It was hard to hear the news this week. Jerod Harman of the West Virginia Wildlife Federation came up on my cell phone afer I had inquired. I knew if he was calling back, and not texting, it wasn’t the answer I had hoped for. Longtime friend and retired Division of Natural Resources biologist Jim Evans had died.
Jim’s obituary included the remark, “to know Jim is to love him.” I would have to say that’s true. He was an endearing fellow who was cut from the fabric they don’t use to make people any more. If you met Jim, you were friends for life.
Jim was the first person I ever interviewed for an outdoor story. It came way back around 1991 when I was commissioned by MetroNews and the DNR to produce the “DNR Wildlife Resources Report” on the radio. I still produce the show each wee. But, this was back well before by Saturday show West Virginia Outdoors had ever been heard of. In many ways it was also before I had ever been heard of. I was a grass green and eager reporter hoping to carve a name and become an outdoor communicator. I had much to learn.
I met Jim at the DNR’s office in Fairmont. We sat down in a conference room to talk about turkey hunting and preview the spring gobbler season. He had an array of turkey calls on the table. I was not a turkey hunter, in fact I had never called a turkey in my life. I didn’t want to let him know that, but frankly from my line of questions and fascination with what he was doing, he figured it out.

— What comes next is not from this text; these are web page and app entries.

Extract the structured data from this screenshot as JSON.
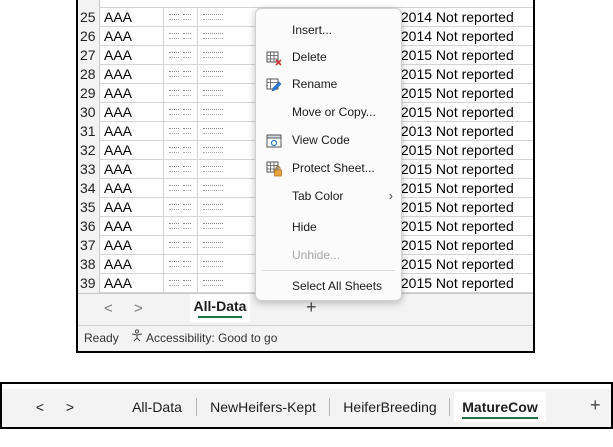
{
  "grid": {
    "rows": [
      {
        "num": "25",
        "col_a": "AAA",
        "status": "/2014 Not reported"
      },
      {
        "num": "26",
        "col_a": "AAA",
        "status": "/2014 Not reported"
      },
      {
        "num": "27",
        "col_a": "AAA",
        "status": "/2015 Not reported"
      },
      {
        "num": "28",
        "col_a": "AAA",
        "status": "/2015 Not reported"
      },
      {
        "num": "29",
        "col_a": "AAA",
        "status": "/2015 Not reported"
      },
      {
        "num": "30",
        "col_a": "AAA",
        "status": "/2015 Not reported"
      },
      {
        "num": "31",
        "col_a": "AAA",
        "status": "/2013 Not reported"
      },
      {
        "num": "32",
        "col_a": "AAA",
        "status": "/2015 Not reported"
      },
      {
        "num": "33",
        "col_a": "AAA",
        "status": "/2015 Not reported"
      },
      {
        "num": "34",
        "col_a": "AAA",
        "status": "/2015 Not reported"
      },
      {
        "num": "35",
        "col_a": "AAA",
        "status": "/2015 Not reported"
      },
      {
        "num": "36",
        "col_a": "AAA",
        "status": "/2015 Not reported"
      },
      {
        "num": "37",
        "col_a": "AAA",
        "status": "/2015 Not reported"
      },
      {
        "num": "38",
        "col_a": "AAA",
        "status": "/2015 Not reported"
      },
      {
        "num": "39",
        "col_a": "AAA",
        "status": "/2015 Not reported"
      }
    ]
  },
  "context_menu": {
    "insert": "Insert...",
    "delete": "Delete",
    "rename": "Rename",
    "move_copy": "Move or Copy...",
    "view_code": "View Code",
    "protect_sheet": "Protect Sheet...",
    "tab_color": "Tab Color",
    "hide": "Hide",
    "unhide": "Unhide...",
    "select_all": "Select All Sheets",
    "icons": {
      "delete": "delete-sheet-icon",
      "rename": "rename-icon",
      "view_code": "view-code-icon",
      "protect": "protect-sheet-icon"
    }
  },
  "top_window": {
    "active_tab": "All-Data",
    "add_sheet": "+",
    "nav_prev": "<",
    "nav_next": ">",
    "status_ready": "Ready",
    "accessibility": "Accessibility: Good to go"
  },
  "bottom_tabs": {
    "nav_prev": "<",
    "nav_next": ">",
    "tabs": [
      "All-Data",
      "NewHeifers-Kept",
      "HeiferBreeding",
      "MatureCow"
    ],
    "active_tab": "MatureCow",
    "add_sheet": "+"
  },
  "colors": {
    "accent": "#217346",
    "disabled_text": "#a6a6a6",
    "status_bar": "#f3f3f3"
  }
}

But with a quiet voice and a patient attitude he suffered a dumb reporter’s ignorance like a champ. He was patient and somehow I fashioned our conversation into a report for the radio.
Eventually, when West Virginia Outdoors came along, Jim was one I called on a lot to join me on Saturday morning at 7 a.m. A lot of times his voice was so soft it was hard to hear him–and I recall having to boost the level of his voice to the max at times. But, what he had to say was worth boosting and listening to closely. Jim was a smart man and his passion and love for the outdoors and West Virginia’s natural resources was unwavering.
He was among a group of biologist who helped plan and execute the wild turkey research along with the trap and transfer program from the 1970’s and 80’s. He would readily tell you he wasn’t the only one, and he wasn’t, but because of their knowledge, expertise, and foresight we now have wild turkeys thriving in all 55 West Virginia counties.
Jim retired after 39 years with the DNR, but didn’t let his passion and knowledge go to waste. He had been with the West Virginia Wildlife Federation since 1967 and after retirement became even more active with the organization. His institutional knowledge was extremely valuable to the organization and helped them advocate for the right policies and positions on protecting the state’s wildlife, hunting, and fishing.
Jim was a great guy, always accessible, and always willing on short notice to join me on the radio to talk about hunting related matters. He will be missed by many, including many who never knew his name. Hopefully my questions got better over the course of our friendship and hopefully I wasn’t as foolish as that first conversation, of course he would never have let on one way or the other. I knew Jim, and therefore Jim and I were friends.